turncoatHarry Dresden, PI and practitioner of magic, has done his best to keep his nose clean where the White Council of Wizards is concerned. Even so, his past misdeeds haven’t looked good to the Council’s Wardens – and they take their responsibility to enforce the Laws of Magic very seriously. But this has placed him in a bit of a predicament. Morgan, formerly his chief persecutor among the Wardens, has been wrongly accused of treason. There’s only one punishment for that crime so he’s on the run, wants his name cleared, and needs someone with a knack for backing the underdog. Someone like Harry Dresden.

Dresden faces a daunting task. He must clear the less-than-agreeable Morgan’s name while simultaneously hiding him from the Wardens and the supernatural bounty hunters sent to find him; discover the identity of the true turncoat and, of course, avoid accusations of treachery of his own. A single mistake may mean that heads – quite literally – could roll. And one of them might be his.

For the record – yes, no and no. The answers to the questions I posed at the start of this review. Butcher has managed to breathe new life into these characters, giving some of them a surprising twist. And no, there is no sense that this world is running dry of creative juice.

We have encountered the Council from time to time in Dresden’s adventures, but this further insight into their politics and the characters made for an entertaining read. Butcher manages to give all the major protagonists surrounding Harry Dresden an equally complicated and tortuous personal journey, which is probably one of the secrets of this series successful longevity. So we learn yet more about Billy and his pack of werewolves; Molly, his snippy apprentice and her growing abilities; Thomas his Vampire half-brother; and continue to thoroughly dislike Morgan, who might be in a tight corner but doesn’t let victimhood blunt any of his sharper corners.

As ever, events unfurl at a fair clip, building to a yet another cracking climax with plenty of emotional fall-out along the way.

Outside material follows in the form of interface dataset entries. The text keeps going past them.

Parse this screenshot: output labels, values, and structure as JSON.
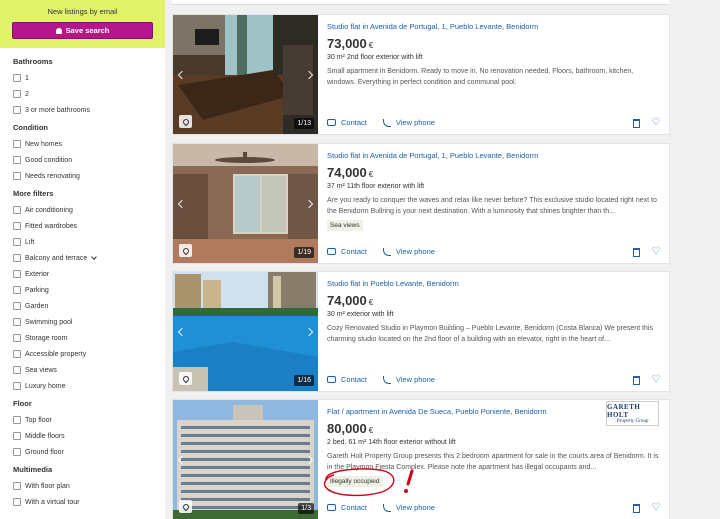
{
  "sidebar": {
    "alert_title": "New listings by email",
    "save_search_label": "Save search",
    "bathrooms": {
      "title": "Bathrooms",
      "options": [
        "1",
        "2",
        "3 or more bathrooms"
      ]
    },
    "condition": {
      "title": "Condition",
      "options": [
        "New homes",
        "Good condition",
        "Needs renovating"
      ]
    },
    "more_filters": {
      "title": "More filters",
      "options": [
        "Air conditioning",
        "Fitted wardrobes",
        "Lift",
        "Balcony and terrace",
        "Exterior",
        "Parking",
        "Garden",
        "Swimming pool",
        "Storage room",
        "Accessible property",
        "Sea views",
        "Luxury home"
      ]
    },
    "floor": {
      "title": "Floor",
      "options": [
        "Top floor",
        "Middle floors",
        "Ground floor"
      ]
    },
    "multimedia": {
      "title": "Multimedia",
      "options": [
        "With floor plan",
        "With a virtual tour"
      ]
    }
  },
  "listings": [
    {
      "title": "Studio flat in Avenida de Portugal, 1, Pueblo Levante, Benidorm",
      "price": "73,000",
      "currency": "€",
      "details": "30 m²  2nd floor exterior with lift",
      "description": "Small apartment in Benidorm. Ready to move in. No renovation needed. Floors, bathroom, kitchen, windows. Everything in perfect condition and communal pool.",
      "photo_counter": "1/13",
      "tag": "",
      "contact_label": "Contact",
      "phone_label": "View phone"
    },
    {
      "title": "Studio flat in Avenida de Portugal, 1, Pueblo Levante, Benidorm",
      "price": "74,000",
      "currency": "€",
      "details": "37 m²  11th floor exterior with lift",
      "description": "Are you ready to conquer the waves and relax like never before? This exclusive studio located right next to the Benidorm Bullring is your next destination. With a luminosity that shines brighter than th...",
      "photo_counter": "1/19",
      "tag": "Sea views",
      "contact_label": "Contact",
      "phone_label": "View phone"
    },
    {
      "title": "Studio flat in Pueblo Levante, Benidorm",
      "price": "74,000",
      "currency": "€",
      "details": "30 m²  exterior with lift",
      "description": "Cozy Renovated Studio in Playmon Building – Pueblo Levante, Benidorm (Costa Blanca) We present this charming studio located on the 2nd floor of a building with an elevator, right in the heart of...",
      "photo_counter": "1/16",
      "tag": "",
      "contact_label": "Contact",
      "phone_label": "View phone"
    },
    {
      "title": "Flat / apartment in Avenida De Sueca, Pueblo Poniente, Benidorm",
      "price": "80,000",
      "currency": "€",
      "details": "2 bed.  61 m²  14th floor exterior without lift",
      "description": "Gareth Holt Property Group presents this 2 bedroom apartment for sale in the courts area of Benidorm. It is in the Playmon Fiesta Complex. Please note the apartment has illegal occupants and...",
      "photo_counter": "1/3",
      "tag": "Illegally occupied",
      "contact_label": "Contact",
      "phone_label": "View phone",
      "agency_logo_line1": "GARETH HOLT",
      "agency_logo_line2": "Property Group"
    }
  ],
  "colors": {
    "alert_bg": "#e1f26b",
    "save_button": "#b5178b",
    "link_blue": "#1e5fa8",
    "annotation_red": "#d0021b"
  }
}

Butcher really has this particular genre absolutely nailed – and Turn Coat is an enthralling page-turner, worthy of its successful predecessors.

If you enjoy urban fantasy, but haven’t yet gotten around to this particular series, then I urge you do to so. There’s a solid reason why a bunch to television executives decided to transfer the Harry Dresden series to the small screen – it’s just a shame they didn’t get around to doing it justice…
10/10